Back pain is something many of us fear as we head towards our twilight years. Many of us find that back pain stops our ability to do everything from work to play. People who spend significant time on their feet or active in their occupation find this particularly difficult. This is the story for the 10% of Americans who suffer from back pain each and every day. In fact, back pain is such a pervasive issue in American society that accounts for the single biggest contributor to sick days of any health-related condition. Patients with chronic back pain problems can be left depressed and feeling hopeless as many therapies are not effective. Even surgeries that do help the pain can leave individuals with long recovery times. This is especially hard if you are self-employed and need to support a family. Luckily – new minimally invasive surgical techniques for conditions like facet joint syndrome mean patients can get back to their lives quicker and with fewer complications.
What is facet joint syndrome?

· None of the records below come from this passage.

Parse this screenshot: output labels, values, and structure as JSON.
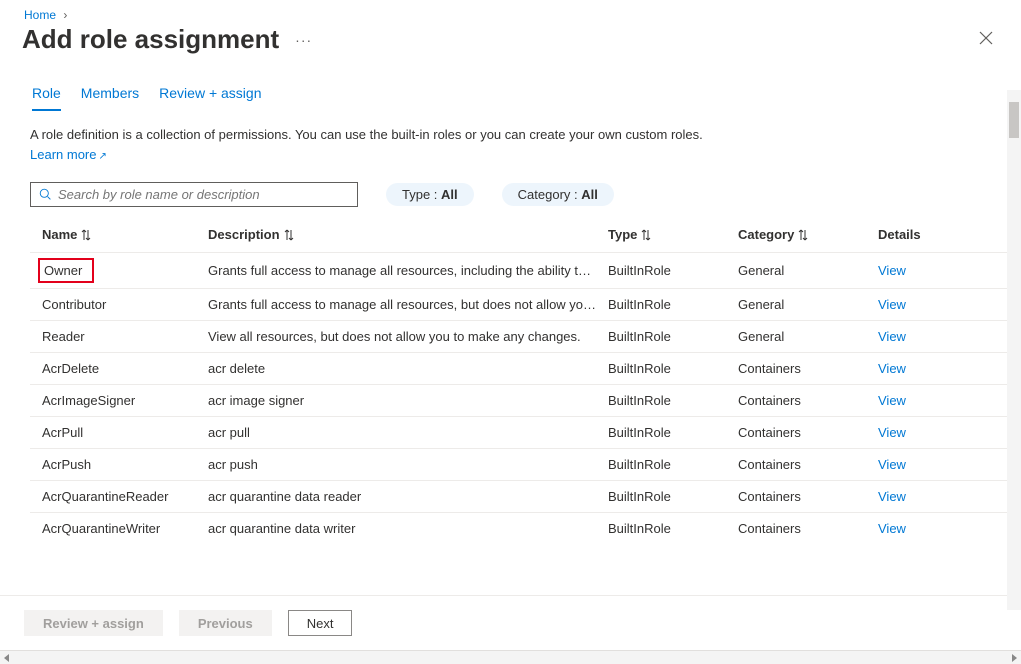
{
  "breadcrumb": {
    "home": "Home"
  },
  "page": {
    "title": "Add role assignment"
  },
  "tabs": [
    {
      "label": "Role",
      "active": true
    },
    {
      "label": "Members",
      "active": false
    },
    {
      "label": "Review + assign",
      "active": false
    }
  ],
  "intro": {
    "text": "A role definition is a collection of permissions. You can use the built-in roles or you can create your own custom roles. ",
    "learn_more": "Learn more"
  },
  "search": {
    "placeholder": "Search by role name or description"
  },
  "filters": {
    "type_label": "Type : ",
    "type_value": "All",
    "category_label": "Category : ",
    "category_value": "All"
  },
  "columns": {
    "name": "Name",
    "description": "Description",
    "type": "Type",
    "category": "Category",
    "details": "Details"
  },
  "rows": [
    {
      "name": "Owner",
      "highlighted": true,
      "description": "Grants full access to manage all resources, including the ability to a...",
      "type": "BuiltInRole",
      "category": "General",
      "details": "View"
    },
    {
      "name": "Contributor",
      "highlighted": false,
      "description": "Grants full access to manage all resources, but does not allow you ...",
      "type": "BuiltInRole",
      "category": "General",
      "details": "View"
    },
    {
      "name": "Reader",
      "highlighted": false,
      "description": "View all resources, but does not allow you to make any changes.",
      "type": "BuiltInRole",
      "category": "General",
      "details": "View"
    },
    {
      "name": "AcrDelete",
      "highlighted": false,
      "description": "acr delete",
      "type": "BuiltInRole",
      "category": "Containers",
      "details": "View"
    },
    {
      "name": "AcrImageSigner",
      "highlighted": false,
      "description": "acr image signer",
      "type": "BuiltInRole",
      "category": "Containers",
      "details": "View"
    },
    {
      "name": "AcrPull",
      "highlighted": false,
      "description": "acr pull",
      "type": "BuiltInRole",
      "category": "Containers",
      "details": "View"
    },
    {
      "name": "AcrPush",
      "highlighted": false,
      "description": "acr push",
      "type": "BuiltInRole",
      "category": "Containers",
      "details": "View"
    },
    {
      "name": "AcrQuarantineReader",
      "highlighted": false,
      "description": "acr quarantine data reader",
      "type": "BuiltInRole",
      "category": "Containers",
      "details": "View"
    },
    {
      "name": "AcrQuarantineWriter",
      "highlighted": false,
      "description": "acr quarantine data writer",
      "type": "BuiltInRole",
      "category": "Containers",
      "details": "View"
    }
  ],
  "footer": {
    "review": "Review + assign",
    "previous": "Previous",
    "next": "Next"
  }
}
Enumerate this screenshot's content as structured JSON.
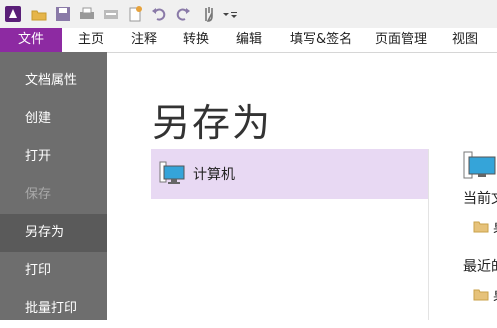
{
  "ribbon": {
    "tabs": [
      "文件",
      "主页",
      "注释",
      "转换",
      "编辑",
      "填写&签名",
      "页面管理",
      "视图"
    ]
  },
  "backstage": {
    "nav": [
      "文档属性",
      "创建",
      "打开",
      "保存",
      "另存为",
      "打印",
      "批量打印"
    ],
    "active": "另存为",
    "disabled": [
      "保存"
    ],
    "title": "另存为",
    "locations": [
      {
        "label": "计算机",
        "icon": "computer-icon"
      }
    ],
    "right_panel": {
      "current_label": "当前文",
      "current_folder_text": "桌",
      "recent_label": "最近的",
      "recent_folder_text": "桌"
    }
  },
  "colors": {
    "file_tab": "#8d2aa2",
    "nav_bg": "#6e6e6e",
    "nav_active": "#5a5a5a",
    "selected_location": "#e8d9f3"
  }
}
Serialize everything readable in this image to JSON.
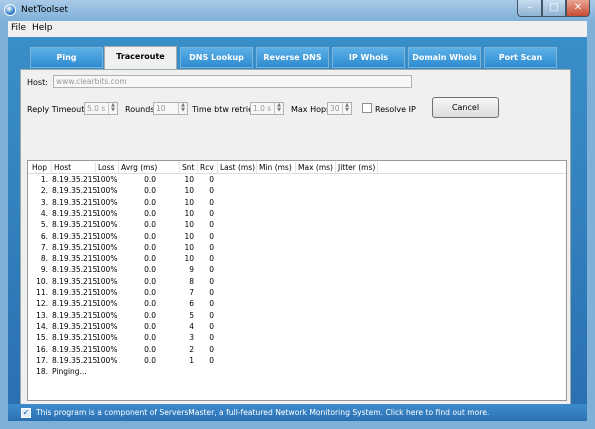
{
  "window": {
    "title": "NetToolset",
    "icons": {
      "app": "globe-icon",
      "minimize": "minimize-icon",
      "maximize": "maximize-icon",
      "close": "close-icon"
    },
    "minimize_glyph": "–",
    "maximize_glyph": "□",
    "close_glyph": "✕"
  },
  "menu": [
    "File",
    "Help"
  ],
  "tabs": [
    {
      "label": "Ping",
      "active": false
    },
    {
      "label": "Traceroute",
      "active": true
    },
    {
      "label": "DNS Lookup",
      "active": false
    },
    {
      "label": "Reverse DNS",
      "active": false
    },
    {
      "label": "IP Whois",
      "active": false
    },
    {
      "label": "Domain Whois",
      "active": false
    },
    {
      "label": "Port Scan",
      "active": false
    }
  ],
  "form": {
    "host_label": "Host:",
    "host_placeholder": "www.clearbits.com",
    "reply_timeout_label": "Reply Timeout:",
    "reply_timeout_value": "5.0 s",
    "rounds_label": "Rounds:",
    "rounds_value": "10",
    "retries_label": "Time btw retries:",
    "retries_value": "1.0 s",
    "max_hops_label": "Max Hops",
    "max_hops_value": "30",
    "resolve_ip_label": "Resolve IP",
    "resolve_ip_checked": false,
    "cancel_label": "Cancel"
  },
  "results": {
    "columns": [
      "Hop",
      "Host",
      "Loss",
      "Avrg (ms)",
      "Snt",
      "Rcv",
      "Last (ms)",
      "Min (ms)",
      "Max (ms)",
      "Jitter (ms)"
    ],
    "rows": [
      {
        "hop": "1.",
        "host": "8.19.35.215",
        "loss": "100%",
        "avg": "0.0",
        "snt": "10",
        "rcv": "0"
      },
      {
        "hop": "2.",
        "host": "8.19.35.215",
        "loss": "100%",
        "avg": "0.0",
        "snt": "10",
        "rcv": "0"
      },
      {
        "hop": "3.",
        "host": "8.19.35.215",
        "loss": "100%",
        "avg": "0.0",
        "snt": "10",
        "rcv": "0"
      },
      {
        "hop": "4.",
        "host": "8.19.35.215",
        "loss": "100%",
        "avg": "0.0",
        "snt": "10",
        "rcv": "0"
      },
      {
        "hop": "5.",
        "host": "8.19.35.215",
        "loss": "100%",
        "avg": "0.0",
        "snt": "10",
        "rcv": "0"
      },
      {
        "hop": "6.",
        "host": "8.19.35.215",
        "loss": "100%",
        "avg": "0.0",
        "snt": "10",
        "rcv": "0"
      },
      {
        "hop": "7.",
        "host": "8.19.35.215",
        "loss": "100%",
        "avg": "0.0",
        "snt": "10",
        "rcv": "0"
      },
      {
        "hop": "8.",
        "host": "8.19.35.215",
        "loss": "100%",
        "avg": "0.0",
        "snt": "10",
        "rcv": "0"
      },
      {
        "hop": "9.",
        "host": "8.19.35.215",
        "loss": "100%",
        "avg": "0.0",
        "snt": "9",
        "rcv": "0"
      },
      {
        "hop": "10.",
        "host": "8.19.35.215",
        "loss": "100%",
        "avg": "0.0",
        "snt": "8",
        "rcv": "0"
      },
      {
        "hop": "11.",
        "host": "8.19.35.215",
        "loss": "100%",
        "avg": "0.0",
        "snt": "7",
        "rcv": "0"
      },
      {
        "hop": "12.",
        "host": "8.19.35.215",
        "loss": "100%",
        "avg": "0.0",
        "snt": "6",
        "rcv": "0"
      },
      {
        "hop": "13.",
        "host": "8.19.35.215",
        "loss": "100%",
        "avg": "0.0",
        "snt": "5",
        "rcv": "0"
      },
      {
        "hop": "14.",
        "host": "8.19.35.215",
        "loss": "100%",
        "avg": "0.0",
        "snt": "4",
        "rcv": "0"
      },
      {
        "hop": "15.",
        "host": "8.19.35.215",
        "loss": "100%",
        "avg": "0.0",
        "snt": "3",
        "rcv": "0"
      },
      {
        "hop": "16.",
        "host": "8.19.35.215",
        "loss": "100%",
        "avg": "0.0",
        "snt": "2",
        "rcv": "0"
      },
      {
        "hop": "17.",
        "host": "8.19.35.215",
        "loss": "100%",
        "avg": "0.0",
        "snt": "1",
        "rcv": "0"
      },
      {
        "hop": "18.",
        "host": "Pinging...",
        "loss": "",
        "avg": "",
        "snt": "",
        "rcv": ""
      }
    ]
  },
  "status": {
    "checked": true,
    "check_glyph": "✓",
    "text": "This program is a component of ServersMaster, a full-featured Network Monitoring System. Click here to find out more."
  }
}
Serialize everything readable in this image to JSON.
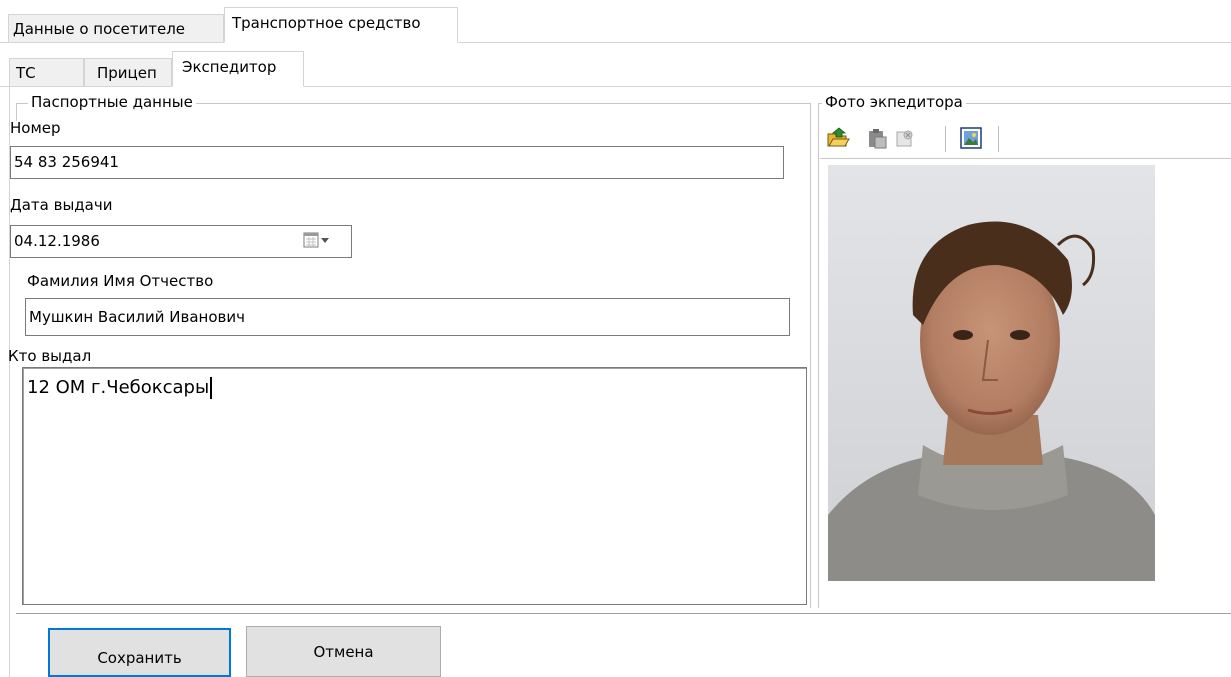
{
  "top_tabs": [
    {
      "label": "Данные о посетителе"
    },
    {
      "label": "Транспортное средство"
    }
  ],
  "sub_tabs": [
    {
      "label": "ТС"
    },
    {
      "label": "Прицеп"
    },
    {
      "label": "Экспедитор"
    }
  ],
  "passport": {
    "group_title": "Паспортные данные",
    "number_label": "Номер",
    "number_value": "54 83 256941",
    "date_label": "Дата выдачи",
    "date_value": "04.12.1986",
    "fio_label": "Фамилия Имя Отчество",
    "fio_value": "Мушкин Василий Иванович",
    "issuer_label": "Кто выдал",
    "issuer_value": "12 ОМ г.Чебоксары"
  },
  "photo": {
    "group_title": "Фото экпедитора",
    "toolbar_icons": [
      "open-photo-icon",
      "paste-icon",
      "delete-photo-icon",
      "webcam-capture-icon"
    ]
  },
  "buttons": {
    "save_label": "Сохранить",
    "cancel_label": "Отмена"
  }
}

The spine (the bony part of the back) is made up of a series of vertebrae that have small fibrous cushions in between the bones. This allows us to absorb shocks and move freely. But to keep the integrity of the spine there are joints between these bones like any other in the body. These are susceptible to the wear and tear sort of arthritis that you might have seen affecting older family members. In essence, this is facet joint syndrome. A wear and tear arthritis in the joints of the spine.
What treatments are available?
Facet joint syndrome is treated similarly to other forms of chronic lower back pain – with more conservative treatments being tried first before more drastic measures like surgery. These treatments can include:
- Physical therapy. It might seem counterintuitive that you need to move something that hurts but evidence suggests building muscles in the back can improve symptoms in back pain patients significantly.
- Non-steroidal anti-inflammatory medications such as ibuprofen and naproxen can be helpful. These are good because they reduce the release of a chemical that excites the nerves in the back. Less excitable nerves mean that fewer pain signals are sent to the brain.
- Opioid medications like codeine and tramadol have been used extensively in the past but there is a current move to reduce their use as they carry a significant risk of addiction.
- Injections of steroids can also help. Steroids, like NSAIDs, also reduce inflammation but are more potent.
- Surgeries such as lumbar fusion surgery (where the bones are fused together – no joint = no pain).
How quickly can I return to work following surgery?
We know from previous research that surgery can in some patients help significantly with the pain, but many patients are worried about having a major procedure. What are the risks and how long will I be out of action for? Well, new techniques have addressed these issues. Currently, minimally invasive procedures where a very small incision is made and a camera are inserted into the back can be used in specialist centers across the USA.
New research suggests that minimally invasive surgery significantly reduces the time taken to get back to work compared to open surgery. In fact, in one study published in BMC Health Services Research, the authors conclude that
“the current systematic literature review indicates that patients who have lumbar spinal fusion operations, with the MIS (minimally invasive surgery) procedure, generally return to work after surgery more quickly and require less postoperative narcotics for pain control compared to patients who have OS (open surgery).”